(Element data from apps and pages)
○ ○ ○ ○ ○ ○ ○

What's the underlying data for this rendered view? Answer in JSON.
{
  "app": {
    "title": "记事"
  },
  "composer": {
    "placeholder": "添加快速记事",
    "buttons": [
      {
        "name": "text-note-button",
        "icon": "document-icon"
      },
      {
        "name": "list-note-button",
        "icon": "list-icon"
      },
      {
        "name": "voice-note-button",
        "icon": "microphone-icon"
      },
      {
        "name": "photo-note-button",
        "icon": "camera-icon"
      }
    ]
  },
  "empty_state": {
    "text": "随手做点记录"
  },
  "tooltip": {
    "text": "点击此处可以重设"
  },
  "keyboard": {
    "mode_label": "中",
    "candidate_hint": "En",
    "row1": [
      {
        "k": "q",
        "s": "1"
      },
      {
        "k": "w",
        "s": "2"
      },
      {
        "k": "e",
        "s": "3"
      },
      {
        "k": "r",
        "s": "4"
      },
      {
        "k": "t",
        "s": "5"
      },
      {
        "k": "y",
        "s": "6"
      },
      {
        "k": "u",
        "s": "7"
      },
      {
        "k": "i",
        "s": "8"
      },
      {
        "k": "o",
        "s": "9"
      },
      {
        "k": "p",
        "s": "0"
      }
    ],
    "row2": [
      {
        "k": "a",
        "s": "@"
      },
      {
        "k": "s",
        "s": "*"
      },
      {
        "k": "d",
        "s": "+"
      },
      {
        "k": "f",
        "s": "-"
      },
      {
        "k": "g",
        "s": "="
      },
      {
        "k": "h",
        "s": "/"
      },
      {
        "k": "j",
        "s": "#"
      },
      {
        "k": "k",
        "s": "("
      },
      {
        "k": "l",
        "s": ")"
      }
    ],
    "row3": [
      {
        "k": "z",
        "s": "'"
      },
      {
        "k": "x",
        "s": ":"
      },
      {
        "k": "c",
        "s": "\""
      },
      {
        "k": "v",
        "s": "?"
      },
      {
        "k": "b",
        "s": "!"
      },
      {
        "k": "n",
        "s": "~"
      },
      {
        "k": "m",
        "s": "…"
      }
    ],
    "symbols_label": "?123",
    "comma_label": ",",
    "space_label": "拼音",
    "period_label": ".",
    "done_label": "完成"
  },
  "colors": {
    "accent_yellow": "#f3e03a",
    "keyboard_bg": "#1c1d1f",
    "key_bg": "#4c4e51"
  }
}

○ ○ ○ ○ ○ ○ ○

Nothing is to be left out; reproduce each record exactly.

### Finished exercise:
What's the underlying data for this rendered view? Answer in JSON.
{
  "app": {
    "title": "记事"
  },
  "composer": {
    "placeholder": "添加快速记事",
    "buttons": [
      {
        "name": "text-note-button",
        "icon": "document-icon"
      },
      {
        "name": "list-note-button",
        "icon": "list-icon"
      },
      {
        "name": "voice-note-button",
        "icon": "microphone-icon"
      },
      {
        "name": "photo-note-button",
        "icon": "camera-icon"
      }
    ]
  },
  "empty_state": {
    "text": "随手做点记录"
  },
  "tooltip": {
    "text": "点击此处可以重设"
  },
  "keyboard": {
    "mode_label": "中",
    "candidate_hint": "En",
    "row1": [
      {
        "k": "q",
        "s": "1"
      },
      {
        "k": "w",
        "s": "2"
      },
      {
        "k": "e",
        "s": "3"
      },
      {
        "k": "r",
        "s": "4"
      },
      {
        "k": "t",
        "s": "5"
      },
      {
        "k": "y",
        "s": "6"
      },
      {
        "k": "u",
        "s": "7"
      },
      {
        "k": "i",
        "s": "8"
      },
      {
        "k": "o",
        "s": "9"
      },
      {
        "k": "p",
        "s": "0"
      }
    ],
    "row2": [
      {
        "k": "a",
        "s": "@"
      },
      {
        "k": "s",
        "s": "*"
      },
      {
        "k": "d",
        "s": "+"
      },
      {
        "k": "f",
        "s": "-"
      },
      {
        "k": "g",
        "s": "="
      },
      {
        "k": "h",
        "s": "/"
      },
      {
        "k": "j",
        "s": "#"
      },
      {
        "k": "k",
        "s": "("
      },
      {
        "k": "l",
        "s": ")"
      }
    ],
    "row3": [
      {
        "k": "z",
        "s": "'"
      },
      {
        "k": "x",
        "s": ":"
      },
      {
        "k": "c",
        "s": "\""
      },
      {
        "k": "v",
        "s": "?"
      },
      {
        "k": "b",
        "s": "!"
      },
      {
        "k": "n",
        "s": "~"
      },
      {
        "k": "m",
        "s": "…"
      }
    ],
    "symbols_label": "?123",
    "comma_label": ",",
    "space_label": "拼音",
    "period_label": ".",
    "done_label": "完成"
  },
  "colors": {
    "accent_yellow": "#f3e03a",
    "keyboard_bg": "#1c1d1f",
    "key_bg": "#4c4e51"
  }
}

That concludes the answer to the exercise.